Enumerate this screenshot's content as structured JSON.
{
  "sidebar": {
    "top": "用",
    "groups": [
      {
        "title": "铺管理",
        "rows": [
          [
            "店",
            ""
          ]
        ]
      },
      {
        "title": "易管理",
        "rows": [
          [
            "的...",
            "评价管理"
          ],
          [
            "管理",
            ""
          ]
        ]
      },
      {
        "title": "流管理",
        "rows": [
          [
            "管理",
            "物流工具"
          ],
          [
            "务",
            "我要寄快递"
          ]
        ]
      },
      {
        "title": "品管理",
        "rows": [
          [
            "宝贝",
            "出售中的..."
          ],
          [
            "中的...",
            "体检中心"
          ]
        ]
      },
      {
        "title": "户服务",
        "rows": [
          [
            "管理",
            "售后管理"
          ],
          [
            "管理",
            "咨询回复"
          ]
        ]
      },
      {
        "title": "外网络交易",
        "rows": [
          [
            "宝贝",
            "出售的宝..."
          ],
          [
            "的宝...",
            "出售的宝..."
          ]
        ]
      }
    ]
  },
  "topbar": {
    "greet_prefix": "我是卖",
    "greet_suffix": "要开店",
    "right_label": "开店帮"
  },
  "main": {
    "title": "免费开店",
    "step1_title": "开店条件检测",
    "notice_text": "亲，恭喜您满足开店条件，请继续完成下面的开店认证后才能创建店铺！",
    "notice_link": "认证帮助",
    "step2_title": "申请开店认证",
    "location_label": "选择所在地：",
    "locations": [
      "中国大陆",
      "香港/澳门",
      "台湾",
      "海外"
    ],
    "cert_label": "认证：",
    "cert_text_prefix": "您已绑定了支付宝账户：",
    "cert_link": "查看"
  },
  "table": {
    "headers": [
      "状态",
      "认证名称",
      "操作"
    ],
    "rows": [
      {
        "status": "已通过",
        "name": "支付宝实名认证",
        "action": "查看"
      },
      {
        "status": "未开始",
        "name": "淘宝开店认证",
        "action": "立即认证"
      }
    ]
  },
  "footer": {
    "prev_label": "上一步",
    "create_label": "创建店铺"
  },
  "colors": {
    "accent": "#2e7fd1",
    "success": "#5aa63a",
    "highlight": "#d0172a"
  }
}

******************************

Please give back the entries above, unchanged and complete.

[Task answer]
Enumerate this screenshot's content as structured JSON.
{
  "sidebar": {
    "top": "用",
    "groups": [
      {
        "title": "铺管理",
        "rows": [
          [
            "店",
            ""
          ]
        ]
      },
      {
        "title": "易管理",
        "rows": [
          [
            "的...",
            "评价管理"
          ],
          [
            "管理",
            ""
          ]
        ]
      },
      {
        "title": "流管理",
        "rows": [
          [
            "管理",
            "物流工具"
          ],
          [
            "务",
            "我要寄快递"
          ]
        ]
      },
      {
        "title": "品管理",
        "rows": [
          [
            "宝贝",
            "出售中的..."
          ],
          [
            "中的...",
            "体检中心"
          ]
        ]
      },
      {
        "title": "户服务",
        "rows": [
          [
            "管理",
            "售后管理"
          ],
          [
            "管理",
            "咨询回复"
          ]
        ]
      },
      {
        "title": "外网络交易",
        "rows": [
          [
            "宝贝",
            "出售的宝..."
          ],
          [
            "的宝...",
            "出售的宝..."
          ]
        ]
      }
    ]
  },
  "topbar": {
    "greet_prefix": "我是卖",
    "greet_suffix": "要开店",
    "right_label": "开店帮"
  },
  "main": {
    "title": "免费开店",
    "step1_title": "开店条件检测",
    "notice_text": "亲，恭喜您满足开店条件，请继续完成下面的开店认证后才能创建店铺！",
    "notice_link": "认证帮助",
    "step2_title": "申请开店认证",
    "location_label": "选择所在地：",
    "locations": [
      "中国大陆",
      "香港/澳门",
      "台湾",
      "海外"
    ],
    "cert_label": "认证：",
    "cert_text_prefix": "您已绑定了支付宝账户：",
    "cert_link": "查看"
  },
  "table": {
    "headers": [
      "状态",
      "认证名称",
      "操作"
    ],
    "rows": [
      {
        "status": "已通过",
        "name": "支付宝实名认证",
        "action": "查看"
      },
      {
        "status": "未开始",
        "name": "淘宝开店认证",
        "action": "立即认证"
      }
    ]
  },
  "footer": {
    "prev_label": "上一步",
    "create_label": "创建店铺"
  },
  "colors": {
    "accent": "#2e7fd1",
    "success": "#5aa63a",
    "highlight": "#d0172a"
  }
}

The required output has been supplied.